Assignment
Return copies of the lines below that mention "legend".

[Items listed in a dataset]
========
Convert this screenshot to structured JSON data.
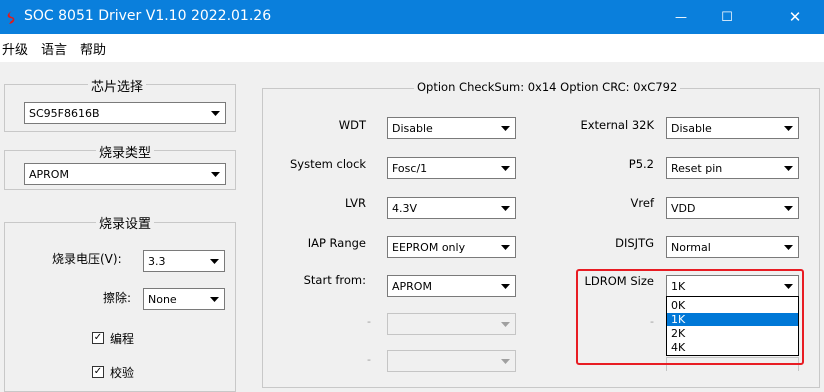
{
  "window": {
    "title": "SOC 8051 Driver V1.10 2022.01.26",
    "minimize": "—",
    "maximize": "☐",
    "close": "✕"
  },
  "menu": [
    "升级",
    "语言",
    "帮助"
  ],
  "left": {
    "chip": {
      "legend": "芯片选择",
      "value": "SC95F8616B"
    },
    "burn_type": {
      "legend": "烧录类型",
      "value": "APROM"
    },
    "burn_settings": {
      "legend": "烧录设置",
      "voltage_label": "烧录电压(V):",
      "voltage_value": "3.3",
      "erase_label": "擦除:",
      "erase_value": "None",
      "program_label": "编程",
      "verify_label": "校验"
    }
  },
  "option": {
    "legend": "Option CheckSum: 0x14 Option CRC: 0xC792",
    "fields_left": [
      {
        "label": "WDT",
        "value": "Disable"
      },
      {
        "label": "System clock",
        "value": "Fosc/1"
      },
      {
        "label": "LVR",
        "value": "4.3V"
      },
      {
        "label": "IAP Range",
        "value": "EEPROM only"
      },
      {
        "label": "Start from:",
        "value": "APROM"
      },
      {
        "label": "-",
        "value": ""
      },
      {
        "label": "-",
        "value": ""
      }
    ],
    "fields_right": [
      {
        "label": "External 32K",
        "value": "Disable"
      },
      {
        "label": "P5.2",
        "value": "Reset pin"
      },
      {
        "label": "Vref",
        "value": "VDD"
      },
      {
        "label": "DISJTG",
        "value": "Normal"
      },
      {
        "label": "LDROM Size",
        "value": "1K"
      },
      {
        "label": "-",
        "value": ""
      }
    ],
    "ldrom_options": [
      "0K",
      "1K",
      "2K",
      "4K"
    ],
    "ldrom_selected": "1K"
  },
  "colors": {
    "titlebar": "#0a7fdc",
    "highlight": "#0078d7",
    "annotation": "#e81c23"
  }
}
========
Finished task
      "legend": "芯片选择",
      "legend": "烧录类型",
      "legend": "烧录设置",
    "legend": "Option CheckSum: 0x14 Option CRC: 0xC792",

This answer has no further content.